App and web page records
※ ※ ※

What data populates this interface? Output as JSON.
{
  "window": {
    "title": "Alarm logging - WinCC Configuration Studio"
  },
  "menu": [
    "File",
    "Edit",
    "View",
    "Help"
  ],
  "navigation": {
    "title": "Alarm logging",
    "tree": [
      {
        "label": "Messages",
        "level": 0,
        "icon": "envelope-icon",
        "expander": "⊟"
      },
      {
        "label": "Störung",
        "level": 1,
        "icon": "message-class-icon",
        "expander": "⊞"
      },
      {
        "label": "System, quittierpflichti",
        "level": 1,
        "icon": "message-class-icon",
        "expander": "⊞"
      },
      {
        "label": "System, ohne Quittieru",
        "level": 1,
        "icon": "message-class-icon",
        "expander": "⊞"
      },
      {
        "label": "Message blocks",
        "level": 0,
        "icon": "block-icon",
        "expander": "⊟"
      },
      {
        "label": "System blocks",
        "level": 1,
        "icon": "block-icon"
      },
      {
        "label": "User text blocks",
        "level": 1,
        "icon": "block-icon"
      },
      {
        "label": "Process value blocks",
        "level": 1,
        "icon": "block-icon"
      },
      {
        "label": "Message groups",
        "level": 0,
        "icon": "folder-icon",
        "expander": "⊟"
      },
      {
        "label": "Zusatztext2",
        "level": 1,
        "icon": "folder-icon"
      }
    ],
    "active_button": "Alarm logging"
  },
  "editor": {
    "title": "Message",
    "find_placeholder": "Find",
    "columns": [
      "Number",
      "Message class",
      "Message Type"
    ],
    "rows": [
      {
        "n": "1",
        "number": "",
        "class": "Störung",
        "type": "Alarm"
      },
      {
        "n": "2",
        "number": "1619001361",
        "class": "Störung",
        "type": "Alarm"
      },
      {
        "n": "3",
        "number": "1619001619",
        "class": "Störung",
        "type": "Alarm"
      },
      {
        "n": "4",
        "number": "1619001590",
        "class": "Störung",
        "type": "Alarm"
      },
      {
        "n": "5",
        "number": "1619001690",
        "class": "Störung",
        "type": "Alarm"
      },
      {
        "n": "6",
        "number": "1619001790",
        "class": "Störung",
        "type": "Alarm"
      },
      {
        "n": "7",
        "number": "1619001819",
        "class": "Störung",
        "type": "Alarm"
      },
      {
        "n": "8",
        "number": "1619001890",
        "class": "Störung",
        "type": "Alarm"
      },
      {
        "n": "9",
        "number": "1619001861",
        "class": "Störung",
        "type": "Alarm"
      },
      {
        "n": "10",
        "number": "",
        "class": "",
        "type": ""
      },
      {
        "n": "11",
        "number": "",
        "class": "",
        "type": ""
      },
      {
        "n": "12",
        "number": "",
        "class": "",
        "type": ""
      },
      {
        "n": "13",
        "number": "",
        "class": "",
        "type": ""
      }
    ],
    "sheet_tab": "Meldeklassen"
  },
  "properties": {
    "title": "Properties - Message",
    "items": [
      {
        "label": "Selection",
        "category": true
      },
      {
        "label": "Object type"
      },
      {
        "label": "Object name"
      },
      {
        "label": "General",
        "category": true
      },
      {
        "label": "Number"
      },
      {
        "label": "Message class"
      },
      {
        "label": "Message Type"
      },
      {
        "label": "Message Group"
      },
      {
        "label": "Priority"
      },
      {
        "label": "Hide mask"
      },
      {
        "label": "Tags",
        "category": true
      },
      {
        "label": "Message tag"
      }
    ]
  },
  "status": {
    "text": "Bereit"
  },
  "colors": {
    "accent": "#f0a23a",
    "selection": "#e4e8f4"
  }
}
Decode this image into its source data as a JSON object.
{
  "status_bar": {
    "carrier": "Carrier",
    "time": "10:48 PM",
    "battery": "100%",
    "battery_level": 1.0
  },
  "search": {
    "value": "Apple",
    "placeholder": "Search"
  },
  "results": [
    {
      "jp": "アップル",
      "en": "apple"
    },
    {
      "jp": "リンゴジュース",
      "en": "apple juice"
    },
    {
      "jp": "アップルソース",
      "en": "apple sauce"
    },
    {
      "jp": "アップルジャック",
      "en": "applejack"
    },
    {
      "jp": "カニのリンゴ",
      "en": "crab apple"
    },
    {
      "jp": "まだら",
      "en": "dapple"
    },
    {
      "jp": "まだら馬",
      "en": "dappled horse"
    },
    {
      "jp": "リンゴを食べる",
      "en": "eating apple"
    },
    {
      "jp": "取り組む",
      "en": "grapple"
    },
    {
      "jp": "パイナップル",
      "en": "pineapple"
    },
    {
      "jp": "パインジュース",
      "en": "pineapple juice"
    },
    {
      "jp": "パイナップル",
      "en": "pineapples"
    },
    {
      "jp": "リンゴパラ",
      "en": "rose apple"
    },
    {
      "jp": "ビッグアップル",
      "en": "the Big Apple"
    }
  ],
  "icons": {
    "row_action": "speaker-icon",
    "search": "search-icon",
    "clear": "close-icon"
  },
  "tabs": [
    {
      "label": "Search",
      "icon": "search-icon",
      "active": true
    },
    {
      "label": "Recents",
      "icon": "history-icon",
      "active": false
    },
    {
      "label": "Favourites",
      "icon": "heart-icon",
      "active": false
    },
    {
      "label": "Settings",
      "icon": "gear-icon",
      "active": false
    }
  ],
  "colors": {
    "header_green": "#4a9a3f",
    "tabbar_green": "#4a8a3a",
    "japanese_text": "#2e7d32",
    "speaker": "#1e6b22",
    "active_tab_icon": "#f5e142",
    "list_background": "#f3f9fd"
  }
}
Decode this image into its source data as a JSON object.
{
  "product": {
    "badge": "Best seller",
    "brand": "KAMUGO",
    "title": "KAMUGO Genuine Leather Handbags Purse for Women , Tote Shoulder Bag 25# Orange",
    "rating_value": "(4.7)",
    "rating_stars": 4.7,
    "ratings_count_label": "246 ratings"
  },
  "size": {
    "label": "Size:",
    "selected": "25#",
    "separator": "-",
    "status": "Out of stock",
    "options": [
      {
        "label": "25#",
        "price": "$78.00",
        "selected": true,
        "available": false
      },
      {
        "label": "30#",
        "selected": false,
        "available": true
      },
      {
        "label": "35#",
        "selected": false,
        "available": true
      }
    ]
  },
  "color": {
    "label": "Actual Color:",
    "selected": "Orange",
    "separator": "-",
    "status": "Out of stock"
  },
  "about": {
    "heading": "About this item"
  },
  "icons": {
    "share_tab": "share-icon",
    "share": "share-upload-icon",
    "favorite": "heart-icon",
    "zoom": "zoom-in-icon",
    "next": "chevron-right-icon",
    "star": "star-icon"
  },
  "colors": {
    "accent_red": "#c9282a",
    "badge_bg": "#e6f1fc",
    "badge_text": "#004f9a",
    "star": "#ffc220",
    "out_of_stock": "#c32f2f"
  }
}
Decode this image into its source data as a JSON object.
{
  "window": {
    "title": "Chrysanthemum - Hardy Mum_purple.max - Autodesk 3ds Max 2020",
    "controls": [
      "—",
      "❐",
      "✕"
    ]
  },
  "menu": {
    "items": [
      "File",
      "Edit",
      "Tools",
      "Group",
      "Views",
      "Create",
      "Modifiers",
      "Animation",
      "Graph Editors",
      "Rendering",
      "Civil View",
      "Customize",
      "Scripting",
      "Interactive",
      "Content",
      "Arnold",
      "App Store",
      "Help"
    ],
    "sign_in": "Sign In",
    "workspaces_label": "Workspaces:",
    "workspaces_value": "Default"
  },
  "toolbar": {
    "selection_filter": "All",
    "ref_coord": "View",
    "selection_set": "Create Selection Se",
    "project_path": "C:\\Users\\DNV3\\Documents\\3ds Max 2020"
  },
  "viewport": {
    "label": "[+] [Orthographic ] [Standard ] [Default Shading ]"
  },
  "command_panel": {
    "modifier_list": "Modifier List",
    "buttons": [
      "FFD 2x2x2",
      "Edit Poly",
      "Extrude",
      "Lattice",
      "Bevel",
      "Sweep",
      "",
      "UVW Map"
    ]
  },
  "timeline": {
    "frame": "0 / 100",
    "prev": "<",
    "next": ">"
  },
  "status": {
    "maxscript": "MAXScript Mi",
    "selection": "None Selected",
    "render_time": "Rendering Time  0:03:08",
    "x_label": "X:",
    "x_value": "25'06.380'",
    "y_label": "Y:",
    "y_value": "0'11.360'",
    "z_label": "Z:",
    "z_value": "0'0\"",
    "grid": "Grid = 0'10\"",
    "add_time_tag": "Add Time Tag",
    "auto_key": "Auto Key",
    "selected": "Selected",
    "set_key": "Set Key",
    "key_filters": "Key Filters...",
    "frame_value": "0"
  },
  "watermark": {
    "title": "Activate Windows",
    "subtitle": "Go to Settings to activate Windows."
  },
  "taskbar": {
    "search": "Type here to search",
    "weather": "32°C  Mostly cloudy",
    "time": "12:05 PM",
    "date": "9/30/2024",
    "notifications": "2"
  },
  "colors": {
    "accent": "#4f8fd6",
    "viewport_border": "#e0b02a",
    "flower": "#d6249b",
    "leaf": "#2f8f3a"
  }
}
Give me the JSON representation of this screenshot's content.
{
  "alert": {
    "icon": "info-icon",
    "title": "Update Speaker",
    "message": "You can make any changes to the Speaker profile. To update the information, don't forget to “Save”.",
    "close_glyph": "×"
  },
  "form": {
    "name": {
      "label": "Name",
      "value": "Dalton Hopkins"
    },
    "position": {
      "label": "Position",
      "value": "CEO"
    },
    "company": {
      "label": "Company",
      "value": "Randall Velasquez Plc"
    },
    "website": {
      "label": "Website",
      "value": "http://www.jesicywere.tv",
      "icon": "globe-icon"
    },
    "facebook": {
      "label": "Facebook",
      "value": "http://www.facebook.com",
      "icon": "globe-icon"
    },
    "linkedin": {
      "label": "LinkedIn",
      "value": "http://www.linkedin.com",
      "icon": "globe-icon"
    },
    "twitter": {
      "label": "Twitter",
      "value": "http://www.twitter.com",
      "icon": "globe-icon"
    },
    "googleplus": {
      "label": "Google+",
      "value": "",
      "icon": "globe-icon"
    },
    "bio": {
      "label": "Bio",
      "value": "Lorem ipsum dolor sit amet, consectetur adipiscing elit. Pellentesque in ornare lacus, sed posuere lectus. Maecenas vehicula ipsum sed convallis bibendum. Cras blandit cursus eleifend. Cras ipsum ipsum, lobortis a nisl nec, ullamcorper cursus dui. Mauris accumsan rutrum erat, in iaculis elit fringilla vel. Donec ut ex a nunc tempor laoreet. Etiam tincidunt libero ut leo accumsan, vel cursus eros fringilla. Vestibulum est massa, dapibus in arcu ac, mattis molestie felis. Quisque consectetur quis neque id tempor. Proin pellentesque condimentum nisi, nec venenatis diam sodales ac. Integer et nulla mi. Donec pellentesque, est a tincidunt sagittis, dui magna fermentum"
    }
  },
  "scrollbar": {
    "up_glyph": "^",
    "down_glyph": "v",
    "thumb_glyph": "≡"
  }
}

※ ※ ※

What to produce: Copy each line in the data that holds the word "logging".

Response box:
    "title": "Alarm logging - WinCC Configuration Studio"
    "title": "Alarm logging",
    "active_button": "Alarm logging"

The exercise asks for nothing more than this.